*** Opening of Working data ***
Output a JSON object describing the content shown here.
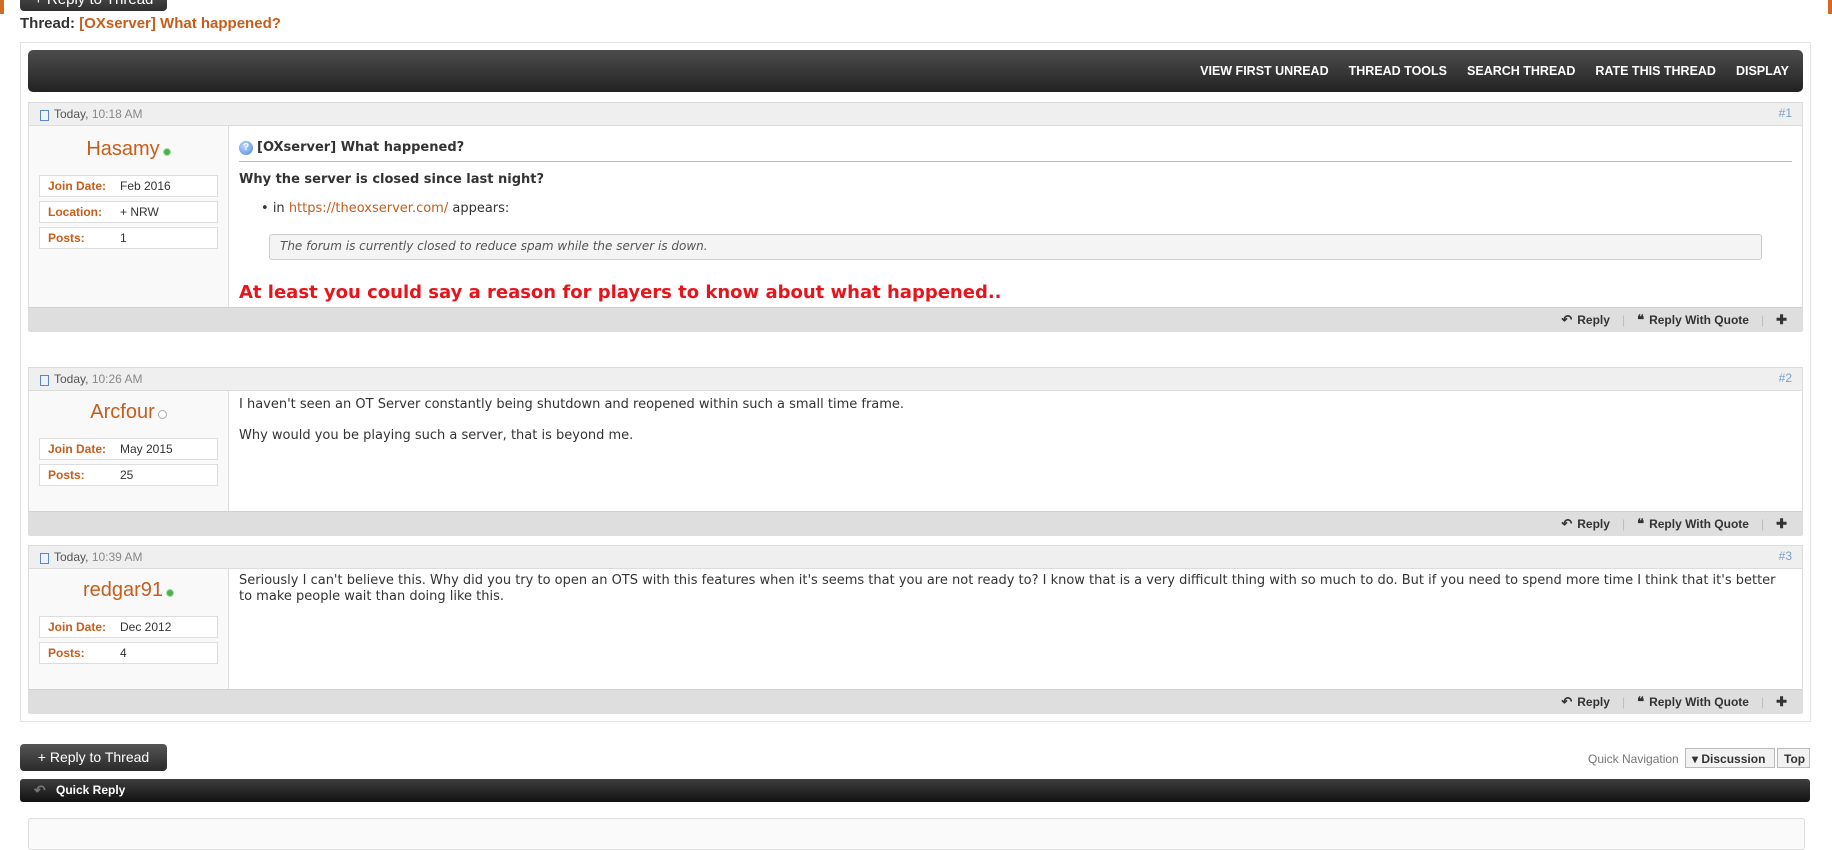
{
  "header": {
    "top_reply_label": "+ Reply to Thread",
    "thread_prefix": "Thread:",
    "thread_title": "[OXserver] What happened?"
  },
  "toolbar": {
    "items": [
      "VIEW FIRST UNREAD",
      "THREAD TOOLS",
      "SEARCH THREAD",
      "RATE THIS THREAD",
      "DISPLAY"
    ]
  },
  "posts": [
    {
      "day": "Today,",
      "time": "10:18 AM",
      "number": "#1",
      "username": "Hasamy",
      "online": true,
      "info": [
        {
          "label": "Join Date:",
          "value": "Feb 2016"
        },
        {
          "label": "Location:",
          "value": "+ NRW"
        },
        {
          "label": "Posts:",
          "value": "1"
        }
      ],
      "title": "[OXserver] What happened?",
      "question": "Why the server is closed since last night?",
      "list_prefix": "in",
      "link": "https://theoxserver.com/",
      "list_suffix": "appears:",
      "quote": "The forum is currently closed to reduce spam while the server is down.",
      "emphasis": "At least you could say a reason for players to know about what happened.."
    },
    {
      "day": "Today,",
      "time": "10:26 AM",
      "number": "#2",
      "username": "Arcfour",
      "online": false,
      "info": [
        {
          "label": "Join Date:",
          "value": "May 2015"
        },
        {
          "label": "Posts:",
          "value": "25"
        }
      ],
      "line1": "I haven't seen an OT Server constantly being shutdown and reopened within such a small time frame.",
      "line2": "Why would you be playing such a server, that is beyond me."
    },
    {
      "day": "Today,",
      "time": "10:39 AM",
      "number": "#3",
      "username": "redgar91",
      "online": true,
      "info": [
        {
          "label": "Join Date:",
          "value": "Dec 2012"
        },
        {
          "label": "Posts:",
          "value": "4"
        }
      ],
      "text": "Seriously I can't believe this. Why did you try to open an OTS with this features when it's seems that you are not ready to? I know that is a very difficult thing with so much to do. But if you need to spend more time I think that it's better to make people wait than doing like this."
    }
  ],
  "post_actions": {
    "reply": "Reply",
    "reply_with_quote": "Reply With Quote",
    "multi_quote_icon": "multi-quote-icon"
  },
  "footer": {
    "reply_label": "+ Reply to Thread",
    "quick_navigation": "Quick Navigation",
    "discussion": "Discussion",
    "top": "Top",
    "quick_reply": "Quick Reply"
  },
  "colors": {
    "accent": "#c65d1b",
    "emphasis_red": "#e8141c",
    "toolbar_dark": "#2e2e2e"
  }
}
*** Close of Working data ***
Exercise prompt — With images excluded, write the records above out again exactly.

Written solution —
Output a JSON object describing the content shown here.
{
  "header": {
    "top_reply_label": "+ Reply to Thread",
    "thread_prefix": "Thread:",
    "thread_title": "[OXserver] What happened?"
  },
  "toolbar": {
    "items": [
      "VIEW FIRST UNREAD",
      "THREAD TOOLS",
      "SEARCH THREAD",
      "RATE THIS THREAD",
      "DISPLAY"
    ]
  },
  "posts": [
    {
      "day": "Today,",
      "time": "10:18 AM",
      "number": "#1",
      "username": "Hasamy",
      "online": true,
      "info": [
        {
          "label": "Join Date:",
          "value": "Feb 2016"
        },
        {
          "label": "Location:",
          "value": "+ NRW"
        },
        {
          "label": "Posts:",
          "value": "1"
        }
      ],
      "title": "[OXserver] What happened?",
      "question": "Why the server is closed since last night?",
      "list_prefix": "in",
      "link": "https://theoxserver.com/",
      "list_suffix": "appears:",
      "quote": "The forum is currently closed to reduce spam while the server is down.",
      "emphasis": "At least you could say a reason for players to know about what happened.."
    },
    {
      "day": "Today,",
      "time": "10:26 AM",
      "number": "#2",
      "username": "Arcfour",
      "online": false,
      "info": [
        {
          "label": "Join Date:",
          "value": "May 2015"
        },
        {
          "label": "Posts:",
          "value": "25"
        }
      ],
      "line1": "I haven't seen an OT Server constantly being shutdown and reopened within such a small time frame.",
      "line2": "Why would you be playing such a server, that is beyond me."
    },
    {
      "day": "Today,",
      "time": "10:39 AM",
      "number": "#3",
      "username": "redgar91",
      "online": true,
      "info": [
        {
          "label": "Join Date:",
          "value": "Dec 2012"
        },
        {
          "label": "Posts:",
          "value": "4"
        }
      ],
      "text": "Seriously I can't believe this. Why did you try to open an OTS with this features when it's seems that you are not ready to? I know that is a very difficult thing with so much to do. But if you need to spend more time I think that it's better to make people wait than doing like this."
    }
  ],
  "post_actions": {
    "reply": "Reply",
    "reply_with_quote": "Reply With Quote",
    "multi_quote_icon": "multi-quote-icon"
  },
  "footer": {
    "reply_label": "+ Reply to Thread",
    "quick_navigation": "Quick Navigation",
    "discussion": "Discussion",
    "top": "Top",
    "quick_reply": "Quick Reply"
  },
  "colors": {
    "accent": "#c65d1b",
    "emphasis_red": "#e8141c",
    "toolbar_dark": "#2e2e2e"
  }
}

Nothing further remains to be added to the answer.